[[ Working data, beginning ]]
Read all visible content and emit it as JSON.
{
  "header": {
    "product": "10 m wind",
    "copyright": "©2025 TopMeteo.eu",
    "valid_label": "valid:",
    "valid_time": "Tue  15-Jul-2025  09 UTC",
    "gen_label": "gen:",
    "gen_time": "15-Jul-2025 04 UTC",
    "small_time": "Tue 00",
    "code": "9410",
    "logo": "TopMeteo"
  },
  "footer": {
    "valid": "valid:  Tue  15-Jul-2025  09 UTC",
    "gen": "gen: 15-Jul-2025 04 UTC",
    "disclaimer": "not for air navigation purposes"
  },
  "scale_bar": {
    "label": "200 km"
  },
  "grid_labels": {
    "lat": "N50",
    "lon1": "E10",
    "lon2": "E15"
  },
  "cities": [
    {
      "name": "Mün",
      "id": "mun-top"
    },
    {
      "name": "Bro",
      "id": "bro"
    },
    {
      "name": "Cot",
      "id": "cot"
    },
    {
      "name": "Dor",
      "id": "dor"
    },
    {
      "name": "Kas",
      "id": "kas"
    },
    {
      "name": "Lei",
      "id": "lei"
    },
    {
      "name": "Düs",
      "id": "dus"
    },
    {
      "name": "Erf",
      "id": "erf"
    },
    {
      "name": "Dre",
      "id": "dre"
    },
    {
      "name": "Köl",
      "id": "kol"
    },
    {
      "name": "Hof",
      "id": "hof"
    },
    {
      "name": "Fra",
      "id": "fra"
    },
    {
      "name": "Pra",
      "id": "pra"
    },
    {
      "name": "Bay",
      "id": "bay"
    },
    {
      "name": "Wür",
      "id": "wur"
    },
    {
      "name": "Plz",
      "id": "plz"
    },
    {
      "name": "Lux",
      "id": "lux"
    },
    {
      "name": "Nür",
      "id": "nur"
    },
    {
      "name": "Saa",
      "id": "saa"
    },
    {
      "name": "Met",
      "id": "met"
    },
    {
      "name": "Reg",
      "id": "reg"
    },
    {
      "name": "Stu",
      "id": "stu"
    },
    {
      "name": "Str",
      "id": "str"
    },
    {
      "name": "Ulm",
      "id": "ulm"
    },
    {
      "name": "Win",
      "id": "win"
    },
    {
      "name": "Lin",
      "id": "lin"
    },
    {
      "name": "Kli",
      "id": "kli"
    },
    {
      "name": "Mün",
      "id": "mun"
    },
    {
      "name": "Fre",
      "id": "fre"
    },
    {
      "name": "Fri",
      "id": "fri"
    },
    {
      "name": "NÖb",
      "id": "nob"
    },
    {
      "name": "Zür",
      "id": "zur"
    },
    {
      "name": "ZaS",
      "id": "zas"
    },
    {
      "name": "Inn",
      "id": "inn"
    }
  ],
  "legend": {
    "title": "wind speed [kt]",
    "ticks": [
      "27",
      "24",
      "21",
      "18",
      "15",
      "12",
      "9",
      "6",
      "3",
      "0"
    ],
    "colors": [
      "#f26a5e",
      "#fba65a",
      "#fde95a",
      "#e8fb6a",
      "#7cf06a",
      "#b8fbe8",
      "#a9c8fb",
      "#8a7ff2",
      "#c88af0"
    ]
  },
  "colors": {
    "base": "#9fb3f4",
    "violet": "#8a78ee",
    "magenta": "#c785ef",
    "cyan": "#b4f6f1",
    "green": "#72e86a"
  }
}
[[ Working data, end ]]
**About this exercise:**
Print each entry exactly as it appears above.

**Result:**
Read all visible content and emit it as JSON.
{
  "header": {
    "product": "10 m wind",
    "copyright": "©2025 TopMeteo.eu",
    "valid_label": "valid:",
    "valid_time": "Tue  15-Jul-2025  09 UTC",
    "gen_label": "gen:",
    "gen_time": "15-Jul-2025 04 UTC",
    "small_time": "Tue 00",
    "code": "9410",
    "logo": "TopMeteo"
  },
  "footer": {
    "valid": "valid:  Tue  15-Jul-2025  09 UTC",
    "gen": "gen: 15-Jul-2025 04 UTC",
    "disclaimer": "not for air navigation purposes"
  },
  "scale_bar": {
    "label": "200 km"
  },
  "grid_labels": {
    "lat": "N50",
    "lon1": "E10",
    "lon2": "E15"
  },
  "cities": [
    {
      "name": "Mün",
      "id": "mun-top"
    },
    {
      "name": "Bro",
      "id": "bro"
    },
    {
      "name": "Cot",
      "id": "cot"
    },
    {
      "name": "Dor",
      "id": "dor"
    },
    {
      "name": "Kas",
      "id": "kas"
    },
    {
      "name": "Lei",
      "id": "lei"
    },
    {
      "name": "Düs",
      "id": "dus"
    },
    {
      "name": "Erf",
      "id": "erf"
    },
    {
      "name": "Dre",
      "id": "dre"
    },
    {
      "name": "Köl",
      "id": "kol"
    },
    {
      "name": "Hof",
      "id": "hof"
    },
    {
      "name": "Fra",
      "id": "fra"
    },
    {
      "name": "Pra",
      "id": "pra"
    },
    {
      "name": "Bay",
      "id": "bay"
    },
    {
      "name": "Wür",
      "id": "wur"
    },
    {
      "name": "Plz",
      "id": "plz"
    },
    {
      "name": "Lux",
      "id": "lux"
    },
    {
      "name": "Nür",
      "id": "nur"
    },
    {
      "name": "Saa",
      "id": "saa"
    },
    {
      "name": "Met",
      "id": "met"
    },
    {
      "name": "Reg",
      "id": "reg"
    },
    {
      "name": "Stu",
      "id": "stu"
    },
    {
      "name": "Str",
      "id": "str"
    },
    {
      "name": "Ulm",
      "id": "ulm"
    },
    {
      "name": "Win",
      "id": "win"
    },
    {
      "name": "Lin",
      "id": "lin"
    },
    {
      "name": "Kli",
      "id": "kli"
    },
    {
      "name": "Mün",
      "id": "mun"
    },
    {
      "name": "Fre",
      "id": "fre"
    },
    {
      "name": "Fri",
      "id": "fri"
    },
    {
      "name": "NÖb",
      "id": "nob"
    },
    {
      "name": "Zür",
      "id": "zur"
    },
    {
      "name": "ZaS",
      "id": "zas"
    },
    {
      "name": "Inn",
      "id": "inn"
    }
  ],
  "legend": {
    "title": "wind speed [kt]",
    "ticks": [
      "27",
      "24",
      "21",
      "18",
      "15",
      "12",
      "9",
      "6",
      "3",
      "0"
    ],
    "colors": [
      "#f26a5e",
      "#fba65a",
      "#fde95a",
      "#e8fb6a",
      "#7cf06a",
      "#b8fbe8",
      "#a9c8fb",
      "#8a7ff2",
      "#c88af0"
    ]
  },
  "colors": {
    "base": "#9fb3f4",
    "violet": "#8a78ee",
    "magenta": "#c785ef",
    "cyan": "#b4f6f1",
    "green": "#72e86a"
  }
}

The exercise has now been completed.